When Arjuna recovered from his depression and prepared to fight, Sri Krishna reminded him that his newfound spirit of intense action was not for his own benefit, not for satisfying his own greed and desire, but for the good of many, with faith in the ultimate victory of ethics over unethical actions and truth over untruth.
The everlasting nature of the soul is one of the fundamental concepts articulated by Krishna in the Bhagavad-Gita. Even in modern management literature, the concept of a soul is gaining traction. Stephen Covey encourages professionals to listen to their “inner voice” in “The 8th Habit.” He refers to the four dimensions of a person when proposing the whole person paradigm: spirit, body, heart, and mind.
Shri Krishna mentions two types of work cultures that can be implemented in the organisation.
Daivi Sampat: This creates a divine work culture in which the Dharma is prioritised and activities are carried out in a righteous manner.

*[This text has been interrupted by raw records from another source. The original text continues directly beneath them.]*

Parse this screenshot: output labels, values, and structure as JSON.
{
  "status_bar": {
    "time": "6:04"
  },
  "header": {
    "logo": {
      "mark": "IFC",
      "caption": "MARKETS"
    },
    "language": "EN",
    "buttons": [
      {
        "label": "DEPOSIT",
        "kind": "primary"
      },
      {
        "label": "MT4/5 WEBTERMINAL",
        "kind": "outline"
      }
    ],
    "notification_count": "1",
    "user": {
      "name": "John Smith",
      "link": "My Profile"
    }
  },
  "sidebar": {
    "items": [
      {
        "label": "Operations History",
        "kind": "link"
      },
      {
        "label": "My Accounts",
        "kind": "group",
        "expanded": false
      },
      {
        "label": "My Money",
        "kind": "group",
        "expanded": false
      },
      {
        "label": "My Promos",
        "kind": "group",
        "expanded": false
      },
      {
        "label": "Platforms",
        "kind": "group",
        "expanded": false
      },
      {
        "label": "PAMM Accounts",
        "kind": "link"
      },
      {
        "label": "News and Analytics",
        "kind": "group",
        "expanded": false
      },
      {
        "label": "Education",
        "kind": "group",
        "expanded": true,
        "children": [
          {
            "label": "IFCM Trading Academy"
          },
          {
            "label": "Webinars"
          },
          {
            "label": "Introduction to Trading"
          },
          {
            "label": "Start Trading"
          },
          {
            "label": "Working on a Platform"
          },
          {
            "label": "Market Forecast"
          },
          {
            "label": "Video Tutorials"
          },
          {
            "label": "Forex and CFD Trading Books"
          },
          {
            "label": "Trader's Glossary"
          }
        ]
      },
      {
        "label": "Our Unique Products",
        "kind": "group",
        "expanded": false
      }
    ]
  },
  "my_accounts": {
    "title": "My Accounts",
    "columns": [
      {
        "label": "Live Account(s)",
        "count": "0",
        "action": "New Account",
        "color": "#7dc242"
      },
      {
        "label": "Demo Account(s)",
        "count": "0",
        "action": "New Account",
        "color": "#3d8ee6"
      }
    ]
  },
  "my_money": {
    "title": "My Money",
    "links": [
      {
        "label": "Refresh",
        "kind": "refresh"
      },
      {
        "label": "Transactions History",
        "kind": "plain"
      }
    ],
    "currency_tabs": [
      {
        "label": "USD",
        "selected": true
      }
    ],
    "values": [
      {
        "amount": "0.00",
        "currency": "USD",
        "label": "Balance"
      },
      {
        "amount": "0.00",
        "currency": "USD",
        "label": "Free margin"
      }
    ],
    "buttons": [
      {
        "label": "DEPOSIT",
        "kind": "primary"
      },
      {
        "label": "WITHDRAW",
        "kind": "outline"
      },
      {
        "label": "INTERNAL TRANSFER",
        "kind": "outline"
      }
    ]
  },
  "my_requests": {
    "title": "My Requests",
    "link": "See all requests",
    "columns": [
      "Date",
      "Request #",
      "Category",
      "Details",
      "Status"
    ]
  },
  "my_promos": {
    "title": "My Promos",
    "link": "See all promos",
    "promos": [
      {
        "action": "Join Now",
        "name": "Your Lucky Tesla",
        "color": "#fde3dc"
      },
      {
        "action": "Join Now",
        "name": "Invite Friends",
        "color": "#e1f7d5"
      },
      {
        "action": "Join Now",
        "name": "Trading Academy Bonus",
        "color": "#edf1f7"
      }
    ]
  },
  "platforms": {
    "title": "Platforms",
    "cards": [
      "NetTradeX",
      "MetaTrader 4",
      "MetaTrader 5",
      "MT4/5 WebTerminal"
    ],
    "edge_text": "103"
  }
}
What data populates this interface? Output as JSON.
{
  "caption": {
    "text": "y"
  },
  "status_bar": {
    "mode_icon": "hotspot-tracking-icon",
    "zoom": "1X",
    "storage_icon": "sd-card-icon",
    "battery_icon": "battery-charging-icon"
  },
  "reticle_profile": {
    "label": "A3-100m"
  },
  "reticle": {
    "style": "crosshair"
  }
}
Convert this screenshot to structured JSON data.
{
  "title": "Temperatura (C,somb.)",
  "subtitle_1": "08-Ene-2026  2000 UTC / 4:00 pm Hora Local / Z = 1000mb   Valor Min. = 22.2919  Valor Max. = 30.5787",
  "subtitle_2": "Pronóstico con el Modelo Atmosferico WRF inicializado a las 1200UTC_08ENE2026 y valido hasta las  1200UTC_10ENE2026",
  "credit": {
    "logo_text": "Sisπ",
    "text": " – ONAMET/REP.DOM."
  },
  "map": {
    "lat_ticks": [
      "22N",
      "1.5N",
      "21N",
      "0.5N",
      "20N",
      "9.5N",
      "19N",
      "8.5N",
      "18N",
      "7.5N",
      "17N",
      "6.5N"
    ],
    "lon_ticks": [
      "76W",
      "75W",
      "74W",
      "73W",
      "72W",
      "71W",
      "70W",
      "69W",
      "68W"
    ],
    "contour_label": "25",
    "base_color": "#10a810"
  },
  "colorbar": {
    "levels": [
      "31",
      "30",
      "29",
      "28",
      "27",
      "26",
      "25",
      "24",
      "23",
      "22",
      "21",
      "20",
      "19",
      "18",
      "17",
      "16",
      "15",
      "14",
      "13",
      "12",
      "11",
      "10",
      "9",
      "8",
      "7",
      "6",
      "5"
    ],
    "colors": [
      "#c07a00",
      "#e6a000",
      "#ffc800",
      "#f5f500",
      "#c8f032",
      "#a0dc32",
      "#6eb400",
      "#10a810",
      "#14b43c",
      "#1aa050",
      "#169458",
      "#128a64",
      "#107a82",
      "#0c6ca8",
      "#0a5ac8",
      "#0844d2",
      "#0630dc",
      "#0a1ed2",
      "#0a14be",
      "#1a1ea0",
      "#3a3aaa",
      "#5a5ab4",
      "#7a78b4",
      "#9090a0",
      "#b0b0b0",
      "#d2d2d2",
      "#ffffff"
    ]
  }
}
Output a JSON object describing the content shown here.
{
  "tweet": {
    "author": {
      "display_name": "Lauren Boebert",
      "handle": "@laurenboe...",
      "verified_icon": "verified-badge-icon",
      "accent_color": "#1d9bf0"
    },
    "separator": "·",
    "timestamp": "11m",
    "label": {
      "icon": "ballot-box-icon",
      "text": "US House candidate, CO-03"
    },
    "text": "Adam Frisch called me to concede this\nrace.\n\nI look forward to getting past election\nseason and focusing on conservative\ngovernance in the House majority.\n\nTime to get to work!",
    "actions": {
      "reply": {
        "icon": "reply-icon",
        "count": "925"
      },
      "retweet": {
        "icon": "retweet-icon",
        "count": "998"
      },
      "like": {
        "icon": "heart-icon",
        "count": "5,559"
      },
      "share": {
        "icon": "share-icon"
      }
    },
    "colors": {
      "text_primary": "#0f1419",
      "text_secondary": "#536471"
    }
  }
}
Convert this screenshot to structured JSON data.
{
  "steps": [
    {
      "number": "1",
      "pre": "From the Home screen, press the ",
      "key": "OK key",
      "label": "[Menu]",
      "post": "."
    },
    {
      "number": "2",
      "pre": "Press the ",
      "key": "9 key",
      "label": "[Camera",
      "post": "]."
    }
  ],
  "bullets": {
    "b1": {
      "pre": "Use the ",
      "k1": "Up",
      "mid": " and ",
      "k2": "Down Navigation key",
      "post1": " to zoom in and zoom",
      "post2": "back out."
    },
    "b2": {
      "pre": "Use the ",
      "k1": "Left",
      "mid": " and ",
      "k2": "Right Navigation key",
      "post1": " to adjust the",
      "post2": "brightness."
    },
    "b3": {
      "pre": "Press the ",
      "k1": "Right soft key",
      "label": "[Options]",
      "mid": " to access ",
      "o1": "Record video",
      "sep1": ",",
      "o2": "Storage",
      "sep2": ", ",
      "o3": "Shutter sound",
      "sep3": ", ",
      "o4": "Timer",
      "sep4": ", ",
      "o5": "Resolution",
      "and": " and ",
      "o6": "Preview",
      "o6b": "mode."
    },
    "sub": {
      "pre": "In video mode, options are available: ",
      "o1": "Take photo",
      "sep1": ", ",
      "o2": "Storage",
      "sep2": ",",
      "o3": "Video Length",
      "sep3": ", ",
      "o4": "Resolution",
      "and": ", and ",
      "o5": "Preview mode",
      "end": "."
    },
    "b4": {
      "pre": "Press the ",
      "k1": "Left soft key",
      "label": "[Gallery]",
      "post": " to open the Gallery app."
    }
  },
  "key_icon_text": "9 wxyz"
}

It is ideal to create a divine work culture in order to achieve the aforementioned objectives. This work culture promotes self-control, fearlessness, sacrifice, directness, and transparency among peers.
Asuri Sampat: This is a demonic workplace culture characterised by egoism, personal desires, and poor performance. The lack of Dharma in such a work culture makes it difficult to meet the objectives.
It is interesting to note that Kautilya, after weaving an intricate organisation, moves on to establish policies and procedures, i.e. business processes. Arthashashtra has detailed policies for society, individual industries, labour and employment, natural disasters, and vice control. At this point, he demonstrates the breadth of his knowledge of the key component of effective and efficient business process implementation, namely the human aspect of management.
He observes that the State is a social organisation with an economic goal. Again, Peter Drucker and Kautilya are in sync here, as Drucker defines an organisation as having a “social dimension as well as an economic objective.” At this point, Kautilya reminds his Swamy that a thorough understanding of complex human nature is required for the State machinery to function effectively, efficiently, and honestly. He warns of two undesirable human nature attitudes to be on the lookout for and avoid: Pramada, which means excess, and Alasya, which means inactivity. According to Kautilya, this is where leadership is important.
Arthashstra, a work written in the fourth century before Christ, has remained relevant even after 24 centuries. Arthashastra is evidence of Bharat’s intellectual capital in its glorious past. We have the past’s tradition. We require the mindset to resurrect and recreate intellectual capital for the future.
A thorough examination of our ancient Indian scripture, which includes the Vedas, Upanishads, Bhagavad Gita, Ramayana, and Mahabharata in addition to Arthashashtra, reveals a veritable treasure trove. This treasure contains the best guidelines for how man is expected to behave toward his family, society, and colleagues.
Hindu texts are a body of knowledge that assists individuals in comprehending the divine nature of the “ultimate truth” and in charting a personal path to self-realization. They are entirely spiritual knowledge that explains spiritual concepts through many analogies from the temporal universe and nature around us.
The Bharatiya scriptures contain a wealth of knowledge in the fields of science, spirituality, psychology, and management. A single person’s well-being and actions can have an impact on the outcome of an entire organisation.
The path to self-realisation is a “quest” that includes “practises” that systematically strengthen the mind, shape character, and shape behaviour so that humans can make their own decisions about how to live happy, productive lives, whatever “daily life tasks” that may entail.
By Pankaj Jagannath Jayswal